So says a report released Tuesday by the State Collaborative on Reforming Education, an education reform advocacy and research institution founded by former U.S. Senate Majority Leader Bill Frist.
According to S.C.O.R.E., its 2012-2013 State of Education in Tennessee report provides a comprehensive update of the state’s progress in improving student achievement.
The report also includes analysis of steps taken in the previous year that have contributed to achievement gains and the organization’s recommendations for how to ensure Tennessee continues to make educational progress.
“Tennessee is marking the beginning of a dramatic turnaround in student achievement,” Frist said. “The hard work of a broad range of partners has helped Tennessee’s students make the most academic progress in the state’s history.” Frist added that more must be done in the coming year to maintain and hasten this progress.
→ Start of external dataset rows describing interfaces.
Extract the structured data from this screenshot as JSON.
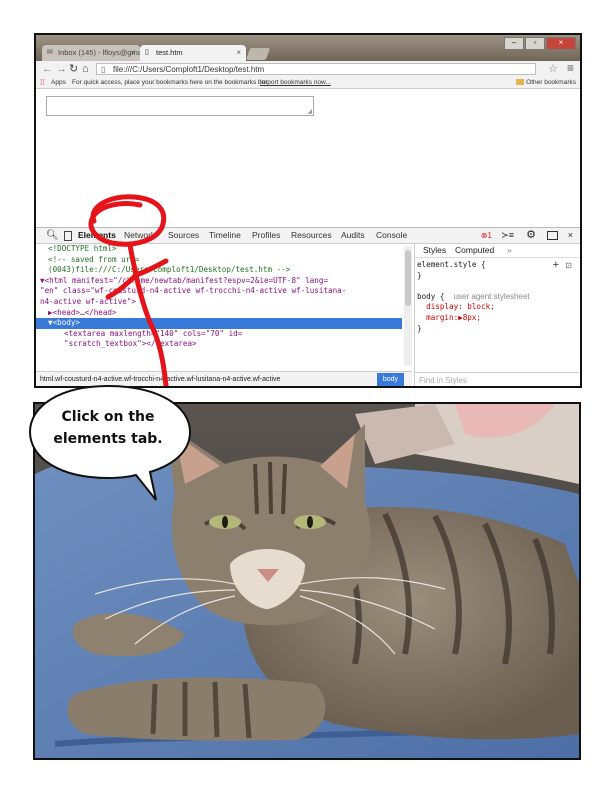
{
  "browser": {
    "tabs": [
      {
        "label": "Inbox (145) - lfloys@gma",
        "active": false
      },
      {
        "label": "test.htm",
        "active": true
      }
    ],
    "url": "file:///C:/Users/Comploft1/Desktop/test.htm",
    "bookmarks": {
      "apps": "Apps",
      "hint": "For quick access, place your bookmarks here on the bookmarks bar.",
      "import": "Import bookmarks now...",
      "other": "Other bookmarks"
    }
  },
  "devtools": {
    "tabs": [
      "Elements",
      "Network",
      "Sources",
      "Timeline",
      "Profiles",
      "Resources",
      "Audits",
      "Console"
    ],
    "active_tab": "Elements",
    "error_count": "1",
    "elements_lines": [
      {
        "indent": 1,
        "text": "<!DOCTYPE html>",
        "kind": "doctype"
      },
      {
        "indent": 1,
        "text": "<!-- saved from url=",
        "kind": "comment"
      },
      {
        "indent": 1,
        "text": "(0043)file:///C:/Users/Comploft1/Desktop/test.htm -->",
        "kind": "comment"
      },
      {
        "indent": 0,
        "text": "▼<html manifest=\"/chrome/newtab/manifest?espv=2&ie=UTF-8\" lang=",
        "kind": "tag"
      },
      {
        "indent": 0,
        "text": "\"en\" class=\"wf-cousturd-n4-active wf-trocchi-n4-active wf-lusitana-",
        "kind": "tag"
      },
      {
        "indent": 0,
        "text": "n4-active wf-active\">",
        "kind": "tag"
      },
      {
        "indent": 1,
        "text": "▶<head>…</head>",
        "kind": "tag"
      },
      {
        "indent": 1,
        "text": "▼<body>",
        "kind": "selected"
      },
      {
        "indent": 3,
        "text": "<textarea maxlength=\"140\" cols=\"70\" id=",
        "kind": "tag"
      },
      {
        "indent": 3,
        "text": "\"scratch_textbox\"></textarea>",
        "kind": "tag"
      }
    ],
    "breadcrumb": "html.wf-cousturd-n4-active.wf-trocchi-n4-active.wf-lusitana-n4-active.wf-active",
    "breadcrumb_current": "body",
    "styles": {
      "tabs": [
        "Styles",
        "Computed"
      ],
      "more": "»",
      "lines": [
        {
          "text": "element.style {",
          "kind": "plain"
        },
        {
          "text": "}",
          "kind": "plain"
        },
        {
          "text": "",
          "kind": "plain"
        },
        {
          "text": "body {  user agent stylesheet",
          "kind": "ua"
        },
        {
          "text": "  display: block;",
          "kind": "prop"
        },
        {
          "text": "  margin:▶8px;",
          "kind": "prop"
        },
        {
          "text": "}",
          "kind": "plain"
        }
      ],
      "find_placeholder": "Find in Styles"
    }
  },
  "caption": {
    "text": "Click on the elements tab."
  },
  "colors": {
    "annotation_red": "#e5141b",
    "selection_blue": "#3879d9"
  }
}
The report includes five priorities that S.C.O.R.E. recommends to help further academic improvement in Tennessee, which includes sustaining and effectively implementing education reforms the state has made in the past several years and using new technologies to enhance learning at the district and school levels.
In the report, S.C.O.R.E. also advocates higher standards for teacher recruitment and licensing, as well as for districts to provide resources and opportunities for teachers to take leadership roles in the schools where they work.
Resources should also be provided to parents, the report says, to help them ensure their children can be successful in the classroom.
It recommends that schools and districts engage families in sharing data and setting goals for students.
“These five priorities will be critical to sustaining and accelerating Tennessee’s work to improve student achievement in the year ahead,” Jamie Woodson said.
Woodson, a former state senator from Knoxville who served as the body’s speaker pro tempore, is president and CEO of S.C.O.R.E.
“All partners have a unique role to play in each of these priority areas,” Woodson said. “As the link between producing an educated workforce and creating jobs remains of critical importance, it is imperative that we continue on our pathway of improvement.”
Tuesday S.C.O.R.E. also released the results of a statewide public opinion survey the organization commissioned, which was conducted by Public Opinion Strategies and Greenberg, Quinlan, Rosner Research.
The survey, conducted of 500 registered Tennessee voters, focuses on a range of public education issues.
According to S.C.O.R.E., those polled strongly value public education and the need to improve student achievement, overwhelmingly support the state’s new teacher evaluation system and believe in the importance of high expectations for all students.
When asked about the Common Core State Standards, 72 percent of survey participants said they’d heard “not much” to “nothing” about them. When given a brief description of these standards, 79 percent supported their implementation.
Frist said the data show that Tennessee voters are receptive to change and value public education and efforts to improve student achievement.
“Tennesseans support our state’s reform efforts – from raising academic standards to identifying and supporting great teaching,” Frist said.